Published: 31 October 2018
Published: 31 October 2018
Nurses and their leaders have their hands full on any given day and being able to communicate clearly and concisely is key to success.
Whether leading in acute care, home health, hospice, or school-based nursing, listening is at the heart of improved communication, enhanced practice, and the building of cohesive and productive teams.
Effective nurse leaders know that listening is an essential skill to be developed and nurtured throughout the journey of one’s career. Without actively listening to staff, leaders miss important clues to the functional deficits of the team, as well as the small successes that are flying under the radar.
A prudent and forward-thinking nurse leader listens attentively, watches closely, and understands on an intuitive level that nurses and other staff who feel heard are also much more likely to feel understood, seen, and acknowledged. Feeling heard feels good, and it also engenders reciprocal listening and improved communication.
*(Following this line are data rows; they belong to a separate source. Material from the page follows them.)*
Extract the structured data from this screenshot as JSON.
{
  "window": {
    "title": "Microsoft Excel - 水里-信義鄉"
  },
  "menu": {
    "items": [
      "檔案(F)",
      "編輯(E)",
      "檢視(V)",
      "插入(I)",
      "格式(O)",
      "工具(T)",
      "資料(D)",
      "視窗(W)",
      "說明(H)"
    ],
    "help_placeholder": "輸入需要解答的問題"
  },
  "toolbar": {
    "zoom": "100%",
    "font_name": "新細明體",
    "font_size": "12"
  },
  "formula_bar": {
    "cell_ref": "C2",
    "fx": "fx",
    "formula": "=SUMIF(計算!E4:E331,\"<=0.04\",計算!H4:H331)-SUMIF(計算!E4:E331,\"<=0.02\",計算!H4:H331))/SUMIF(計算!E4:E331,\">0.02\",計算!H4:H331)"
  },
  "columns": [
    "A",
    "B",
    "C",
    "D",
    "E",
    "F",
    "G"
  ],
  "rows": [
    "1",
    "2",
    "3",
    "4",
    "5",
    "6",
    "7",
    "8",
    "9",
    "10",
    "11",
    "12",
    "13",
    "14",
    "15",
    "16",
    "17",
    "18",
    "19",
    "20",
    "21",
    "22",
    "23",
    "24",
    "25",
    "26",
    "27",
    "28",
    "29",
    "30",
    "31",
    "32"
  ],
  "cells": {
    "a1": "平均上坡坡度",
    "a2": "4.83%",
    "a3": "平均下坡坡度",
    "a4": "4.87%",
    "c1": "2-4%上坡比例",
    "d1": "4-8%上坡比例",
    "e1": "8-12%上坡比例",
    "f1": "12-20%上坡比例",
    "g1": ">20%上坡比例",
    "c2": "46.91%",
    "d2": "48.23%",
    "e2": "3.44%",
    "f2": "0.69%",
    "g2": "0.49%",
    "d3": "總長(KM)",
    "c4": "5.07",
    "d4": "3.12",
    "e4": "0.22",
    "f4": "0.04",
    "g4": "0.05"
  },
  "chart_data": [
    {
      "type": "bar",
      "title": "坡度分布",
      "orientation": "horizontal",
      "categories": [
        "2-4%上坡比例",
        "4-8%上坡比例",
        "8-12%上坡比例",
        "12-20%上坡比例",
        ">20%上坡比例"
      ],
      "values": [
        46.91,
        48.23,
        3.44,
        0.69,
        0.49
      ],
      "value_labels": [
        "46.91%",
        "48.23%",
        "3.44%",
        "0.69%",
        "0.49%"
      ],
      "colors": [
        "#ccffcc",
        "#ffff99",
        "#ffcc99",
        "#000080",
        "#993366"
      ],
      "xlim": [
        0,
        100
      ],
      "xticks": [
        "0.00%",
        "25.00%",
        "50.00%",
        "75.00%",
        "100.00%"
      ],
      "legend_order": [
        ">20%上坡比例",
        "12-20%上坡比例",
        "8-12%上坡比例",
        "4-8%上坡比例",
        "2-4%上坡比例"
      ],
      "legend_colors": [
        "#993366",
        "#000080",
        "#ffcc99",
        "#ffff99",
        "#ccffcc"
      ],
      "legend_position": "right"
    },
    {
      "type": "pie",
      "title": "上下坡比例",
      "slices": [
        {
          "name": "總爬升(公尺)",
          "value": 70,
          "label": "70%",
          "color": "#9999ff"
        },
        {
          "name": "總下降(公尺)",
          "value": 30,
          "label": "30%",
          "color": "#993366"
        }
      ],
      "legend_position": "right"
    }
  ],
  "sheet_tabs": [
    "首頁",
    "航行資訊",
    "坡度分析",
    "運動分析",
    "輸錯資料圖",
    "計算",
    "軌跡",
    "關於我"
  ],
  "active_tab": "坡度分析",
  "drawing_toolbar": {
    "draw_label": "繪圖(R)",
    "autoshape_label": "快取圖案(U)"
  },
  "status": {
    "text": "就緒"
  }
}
The essential nature of listening cannot be overstated: whether in the break room, the nurses’ station, or at the bedside, nurse leaders can give their nursing staff the gift of being listened to as they reap the benefits in terms of both relationships and nurse performance.
It’s been said that human beings were given two ears and one mouth for a reason: it gives us the opportunity to listen twice as much as we talk. This doesn’t necessarily come naturally to most humans – we tend to like the sound of our own voice – but that doesn’t preclude making a conscious effort to listen more attentively and actively.
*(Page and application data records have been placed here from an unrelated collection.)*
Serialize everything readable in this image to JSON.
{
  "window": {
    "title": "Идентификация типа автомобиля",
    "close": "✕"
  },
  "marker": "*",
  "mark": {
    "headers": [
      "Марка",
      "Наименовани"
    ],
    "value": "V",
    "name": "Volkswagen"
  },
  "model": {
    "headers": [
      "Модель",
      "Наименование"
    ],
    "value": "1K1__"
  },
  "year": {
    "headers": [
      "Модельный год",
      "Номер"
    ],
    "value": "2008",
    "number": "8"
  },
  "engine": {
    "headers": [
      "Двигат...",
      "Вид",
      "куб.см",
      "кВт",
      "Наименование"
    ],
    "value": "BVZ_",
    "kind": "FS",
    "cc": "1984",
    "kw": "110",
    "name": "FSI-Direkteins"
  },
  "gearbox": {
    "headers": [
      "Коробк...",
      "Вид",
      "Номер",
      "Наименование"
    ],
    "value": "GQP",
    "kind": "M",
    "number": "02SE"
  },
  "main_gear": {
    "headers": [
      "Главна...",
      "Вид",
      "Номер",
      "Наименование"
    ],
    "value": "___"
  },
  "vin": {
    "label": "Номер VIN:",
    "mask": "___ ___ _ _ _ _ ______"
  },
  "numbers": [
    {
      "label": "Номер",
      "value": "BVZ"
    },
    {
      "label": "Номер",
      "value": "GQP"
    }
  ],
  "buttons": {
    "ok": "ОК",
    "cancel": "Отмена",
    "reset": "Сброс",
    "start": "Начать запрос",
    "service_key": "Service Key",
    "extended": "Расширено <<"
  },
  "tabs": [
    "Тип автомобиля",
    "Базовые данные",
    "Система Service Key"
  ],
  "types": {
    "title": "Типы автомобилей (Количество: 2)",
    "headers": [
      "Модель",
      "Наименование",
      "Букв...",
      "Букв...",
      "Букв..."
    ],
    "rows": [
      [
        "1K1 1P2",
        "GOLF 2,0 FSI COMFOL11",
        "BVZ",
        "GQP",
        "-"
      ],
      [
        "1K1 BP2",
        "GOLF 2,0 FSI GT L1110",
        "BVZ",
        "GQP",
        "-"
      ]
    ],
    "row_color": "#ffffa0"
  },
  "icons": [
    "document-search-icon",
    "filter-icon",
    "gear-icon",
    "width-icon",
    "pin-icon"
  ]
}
Active listening entails minimising unnecessary distractions (often difficult in a busy healthcare environment) and using various strategies for focus, concentration, and improved communication.
Some aspects of active listening include:
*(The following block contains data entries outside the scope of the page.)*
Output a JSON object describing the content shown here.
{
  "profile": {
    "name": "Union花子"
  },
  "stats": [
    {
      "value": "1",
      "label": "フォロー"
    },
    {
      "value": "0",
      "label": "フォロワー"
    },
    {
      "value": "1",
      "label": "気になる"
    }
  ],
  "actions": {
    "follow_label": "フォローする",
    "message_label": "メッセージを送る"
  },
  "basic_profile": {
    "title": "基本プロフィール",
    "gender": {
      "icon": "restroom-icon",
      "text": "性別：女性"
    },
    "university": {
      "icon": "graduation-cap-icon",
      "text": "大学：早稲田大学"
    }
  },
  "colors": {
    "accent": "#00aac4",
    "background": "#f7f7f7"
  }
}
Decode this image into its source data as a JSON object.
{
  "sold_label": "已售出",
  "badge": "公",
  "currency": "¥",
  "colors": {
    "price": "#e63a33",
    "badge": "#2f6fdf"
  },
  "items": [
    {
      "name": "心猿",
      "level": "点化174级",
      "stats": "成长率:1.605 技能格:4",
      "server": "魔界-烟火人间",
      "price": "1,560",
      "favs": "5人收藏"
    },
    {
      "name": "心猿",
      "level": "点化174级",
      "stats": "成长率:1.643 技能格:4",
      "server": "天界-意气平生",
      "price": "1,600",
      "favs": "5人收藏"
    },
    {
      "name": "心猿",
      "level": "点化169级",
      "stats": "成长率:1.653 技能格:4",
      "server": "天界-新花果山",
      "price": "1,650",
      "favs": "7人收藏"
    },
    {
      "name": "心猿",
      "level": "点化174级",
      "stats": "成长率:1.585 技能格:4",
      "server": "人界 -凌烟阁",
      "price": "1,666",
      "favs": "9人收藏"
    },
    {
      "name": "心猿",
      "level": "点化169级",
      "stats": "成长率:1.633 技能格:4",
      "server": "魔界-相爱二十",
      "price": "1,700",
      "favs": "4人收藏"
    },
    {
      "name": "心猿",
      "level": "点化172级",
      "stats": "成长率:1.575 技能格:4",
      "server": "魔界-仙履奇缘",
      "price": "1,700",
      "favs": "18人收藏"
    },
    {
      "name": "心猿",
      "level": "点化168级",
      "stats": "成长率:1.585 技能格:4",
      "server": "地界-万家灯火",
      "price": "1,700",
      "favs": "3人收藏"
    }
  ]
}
Our cultures do not necessarily support healthy listening and communication skills, and they are generally not taught very effectively in academia. Thus, the earnest leader must seek out such education on their own.
In order to decrease conflict, increase understanding, encourage empathy, and bridge divides, communication skills can be taught to groups who are willing to learn and practice.
A prudent nurse leader can seize the moment and bring in outside facilitators to increase team members’ communication skills. Such a leader can also lead by example by modeling positive communication techniques on a daily basis. Nothing teaches more powerfully than seeing a strong role model in action.
Whereas the nurse leader can learn to see, hear, and understand members of the nursing staff, each staff member must also be steeped in a culture of listening in order for team cohesion to fully occur. That culture of conscientiously listening and communicating isn't created out of thin air; rather, it is cultivated, created, nurtured, and championed by a nurse leader courageous enough to do so.
Falling back on outmoded ways of thinking and leading is easy, but forging new ways of working together and creating community is where the true work lies.
When a nurse leader listens – truly listens – there exists an opportunity for a powerful and positive team dynamic to come into being. Failing such courageous forward thinking, we revert to backbiting, sniping, gossiping, bullying, and stewing in toxic and miserable work environments that destroy nurses’ dreams and poison their careers.
Going against the grain and forging a new paradigm in nursing and healthcare is truly a 21st-century task. Who will lead the way?